After my separation from my husband and as a single mother in a strange country my journey of rediscovering my identity began. I found myself embracing certain aspects of my culture and practicing them in my personal and professional life.
I also embarrassed certain aspects of the Asian culture. From spirituality to the peaceful blend & respect within the Singaporean community when it comes to race, religion & gender equality.
Our culture is part of our identity, as it consists of values, beliefs that form our way of life. Our behavior has an impact on people that we have social and business encounters with and on our children. We also create a subtle force of change in the mindset of our families back home by sharing our experiences and our personal growth.
Today I’m proud of my Jordanian culture and everyone I’ve encountered has a positive opinion about Jordanians. As I contribute my family and social values to my Jordanian heritage and culture. I’m also proud that things are changing in Jordan when it comes to gender equality and female empowerment.

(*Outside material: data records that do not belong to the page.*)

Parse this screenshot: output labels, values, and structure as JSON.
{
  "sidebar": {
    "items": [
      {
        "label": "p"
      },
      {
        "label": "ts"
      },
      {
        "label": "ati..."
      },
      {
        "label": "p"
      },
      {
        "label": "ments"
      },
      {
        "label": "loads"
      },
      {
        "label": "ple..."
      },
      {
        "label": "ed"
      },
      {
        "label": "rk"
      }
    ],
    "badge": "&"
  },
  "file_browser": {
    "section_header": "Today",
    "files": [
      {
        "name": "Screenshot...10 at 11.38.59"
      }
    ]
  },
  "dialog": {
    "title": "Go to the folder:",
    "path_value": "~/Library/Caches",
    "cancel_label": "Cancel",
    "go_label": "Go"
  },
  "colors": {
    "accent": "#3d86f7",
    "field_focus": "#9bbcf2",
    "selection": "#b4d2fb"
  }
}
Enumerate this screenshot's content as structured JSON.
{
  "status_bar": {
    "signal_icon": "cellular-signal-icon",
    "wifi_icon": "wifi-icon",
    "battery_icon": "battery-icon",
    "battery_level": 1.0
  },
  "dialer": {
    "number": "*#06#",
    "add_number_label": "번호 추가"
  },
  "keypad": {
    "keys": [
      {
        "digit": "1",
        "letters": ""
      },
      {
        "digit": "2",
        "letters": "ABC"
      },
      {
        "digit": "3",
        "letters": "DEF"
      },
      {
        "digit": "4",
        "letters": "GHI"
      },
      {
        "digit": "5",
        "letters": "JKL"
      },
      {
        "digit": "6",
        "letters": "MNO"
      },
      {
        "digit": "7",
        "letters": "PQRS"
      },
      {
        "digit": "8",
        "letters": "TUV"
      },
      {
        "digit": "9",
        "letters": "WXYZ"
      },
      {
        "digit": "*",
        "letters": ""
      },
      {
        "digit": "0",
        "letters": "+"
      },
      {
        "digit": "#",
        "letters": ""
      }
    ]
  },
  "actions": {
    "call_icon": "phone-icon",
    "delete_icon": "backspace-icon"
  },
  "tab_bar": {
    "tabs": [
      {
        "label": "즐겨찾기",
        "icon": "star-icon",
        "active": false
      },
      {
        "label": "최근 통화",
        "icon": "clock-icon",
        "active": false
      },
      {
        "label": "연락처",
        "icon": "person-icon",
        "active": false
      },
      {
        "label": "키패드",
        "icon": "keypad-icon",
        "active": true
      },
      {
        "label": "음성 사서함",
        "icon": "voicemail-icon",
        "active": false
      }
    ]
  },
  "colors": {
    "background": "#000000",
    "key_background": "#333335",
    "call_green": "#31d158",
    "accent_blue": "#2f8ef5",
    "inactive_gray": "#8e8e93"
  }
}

Culture isn’t print in stone, it’s a collective identity based on beliefs and values that change with time. But the most impressive part is Jordanians kept the core values that I admire and hold on to. From family unity, compassion, empathy & trust within the community in their dealings with others. As the saying goes “ A person is held by his word and is respected in the community by his kind actions towards others.”
Jordan is my home and where my heart is and Singapore will always be my second home where I discovered my identity in a blend of the values of two cultures .